Collection entries:
%%

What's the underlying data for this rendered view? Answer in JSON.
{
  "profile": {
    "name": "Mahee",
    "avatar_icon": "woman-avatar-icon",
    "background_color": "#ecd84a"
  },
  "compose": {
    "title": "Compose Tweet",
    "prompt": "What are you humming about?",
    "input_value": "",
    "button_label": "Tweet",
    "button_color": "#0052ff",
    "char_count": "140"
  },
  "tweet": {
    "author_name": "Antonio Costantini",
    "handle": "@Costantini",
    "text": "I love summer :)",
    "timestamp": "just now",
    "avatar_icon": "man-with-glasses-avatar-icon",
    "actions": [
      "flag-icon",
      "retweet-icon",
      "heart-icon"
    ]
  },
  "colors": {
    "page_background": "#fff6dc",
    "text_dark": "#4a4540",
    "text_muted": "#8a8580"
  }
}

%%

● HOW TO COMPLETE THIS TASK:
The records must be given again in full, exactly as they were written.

● TASK ANSWER:
What's the underlying data for this rendered view? Answer in JSON.
{
  "profile": {
    "name": "Mahee",
    "avatar_icon": "woman-avatar-icon",
    "background_color": "#ecd84a"
  },
  "compose": {
    "title": "Compose Tweet",
    "prompt": "What are you humming about?",
    "input_value": "",
    "button_label": "Tweet",
    "button_color": "#0052ff",
    "char_count": "140"
  },
  "tweet": {
    "author_name": "Antonio Costantini",
    "handle": "@Costantini",
    "text": "I love summer :)",
    "timestamp": "just now",
    "avatar_icon": "man-with-glasses-avatar-icon",
    "actions": [
      "flag-icon",
      "retweet-icon",
      "heart-icon"
    ]
  },
  "colors": {
    "page_background": "#fff6dc",
    "text_dark": "#4a4540",
    "text_muted": "#8a8580"
  }
}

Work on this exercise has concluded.